[WHAT IS REQUIRED] Line by line, set down the records exactly as they appear below.

Items listed in a dataset:
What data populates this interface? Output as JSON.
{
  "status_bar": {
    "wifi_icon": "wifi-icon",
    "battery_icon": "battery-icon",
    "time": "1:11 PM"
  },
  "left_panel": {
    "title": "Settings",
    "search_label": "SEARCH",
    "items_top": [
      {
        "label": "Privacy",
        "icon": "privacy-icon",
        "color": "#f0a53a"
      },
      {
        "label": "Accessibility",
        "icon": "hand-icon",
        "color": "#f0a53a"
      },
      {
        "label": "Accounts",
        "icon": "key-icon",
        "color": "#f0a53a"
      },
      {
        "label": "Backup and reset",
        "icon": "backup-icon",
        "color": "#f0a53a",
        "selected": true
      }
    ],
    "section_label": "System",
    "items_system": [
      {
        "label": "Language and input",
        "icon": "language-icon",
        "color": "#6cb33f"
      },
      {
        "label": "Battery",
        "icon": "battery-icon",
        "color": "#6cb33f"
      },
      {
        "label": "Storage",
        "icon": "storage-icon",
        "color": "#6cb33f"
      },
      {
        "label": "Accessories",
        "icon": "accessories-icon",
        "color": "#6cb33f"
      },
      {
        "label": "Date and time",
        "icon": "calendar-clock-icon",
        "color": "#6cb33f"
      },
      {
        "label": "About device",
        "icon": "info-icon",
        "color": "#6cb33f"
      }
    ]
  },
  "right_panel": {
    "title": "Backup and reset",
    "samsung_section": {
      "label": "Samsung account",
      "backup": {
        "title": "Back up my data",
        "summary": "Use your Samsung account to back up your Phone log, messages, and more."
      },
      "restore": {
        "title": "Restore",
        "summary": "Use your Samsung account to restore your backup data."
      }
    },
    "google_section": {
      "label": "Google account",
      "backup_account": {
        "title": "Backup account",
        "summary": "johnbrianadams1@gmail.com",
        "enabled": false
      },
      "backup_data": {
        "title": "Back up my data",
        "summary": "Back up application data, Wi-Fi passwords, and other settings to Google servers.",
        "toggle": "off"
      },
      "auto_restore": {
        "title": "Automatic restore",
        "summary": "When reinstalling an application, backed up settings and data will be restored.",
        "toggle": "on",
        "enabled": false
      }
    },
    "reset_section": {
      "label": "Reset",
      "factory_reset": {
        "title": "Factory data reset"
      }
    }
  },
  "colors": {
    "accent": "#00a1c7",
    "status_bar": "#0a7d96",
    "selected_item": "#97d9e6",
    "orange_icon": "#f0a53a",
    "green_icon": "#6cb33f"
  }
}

[SOLVED PROBLEM]
What data populates this interface? Output as JSON.
{
  "status_bar": {
    "wifi_icon": "wifi-icon",
    "battery_icon": "battery-icon",
    "time": "1:11 PM"
  },
  "left_panel": {
    "title": "Settings",
    "search_label": "SEARCH",
    "items_top": [
      {
        "label": "Privacy",
        "icon": "privacy-icon",
        "color": "#f0a53a"
      },
      {
        "label": "Accessibility",
        "icon": "hand-icon",
        "color": "#f0a53a"
      },
      {
        "label": "Accounts",
        "icon": "key-icon",
        "color": "#f0a53a"
      },
      {
        "label": "Backup and reset",
        "icon": "backup-icon",
        "color": "#f0a53a",
        "selected": true
      }
    ],
    "section_label": "System",
    "items_system": [
      {
        "label": "Language and input",
        "icon": "language-icon",
        "color": "#6cb33f"
      },
      {
        "label": "Battery",
        "icon": "battery-icon",
        "color": "#6cb33f"
      },
      {
        "label": "Storage",
        "icon": "storage-icon",
        "color": "#6cb33f"
      },
      {
        "label": "Accessories",
        "icon": "accessories-icon",
        "color": "#6cb33f"
      },
      {
        "label": "Date and time",
        "icon": "calendar-clock-icon",
        "color": "#6cb33f"
      },
      {
        "label": "About device",
        "icon": "info-icon",
        "color": "#6cb33f"
      }
    ]
  },
  "right_panel": {
    "title": "Backup and reset",
    "samsung_section": {
      "label": "Samsung account",
      "backup": {
        "title": "Back up my data",
        "summary": "Use your Samsung account to back up your Phone log, messages, and more."
      },
      "restore": {
        "title": "Restore",
        "summary": "Use your Samsung account to restore your backup data."
      }
    },
    "google_section": {
      "label": "Google account",
      "backup_account": {
        "title": "Backup account",
        "summary": "johnbrianadams1@gmail.com",
        "enabled": false
      },
      "backup_data": {
        "title": "Back up my data",
        "summary": "Back up application data, Wi-Fi passwords, and other settings to Google servers.",
        "toggle": "off"
      },
      "auto_restore": {
        "title": "Automatic restore",
        "summary": "When reinstalling an application, backed up settings and data will be restored.",
        "toggle": "on",
        "enabled": false
      }
    },
    "reset_section": {
      "label": "Reset",
      "factory_reset": {
        "title": "Factory data reset"
      }
    }
  },
  "colors": {
    "accent": "#00a1c7",
    "status_bar": "#0a7d96",
    "selected_item": "#97d9e6",
    "orange_icon": "#f0a53a",
    "green_icon": "#6cb33f"
  }
}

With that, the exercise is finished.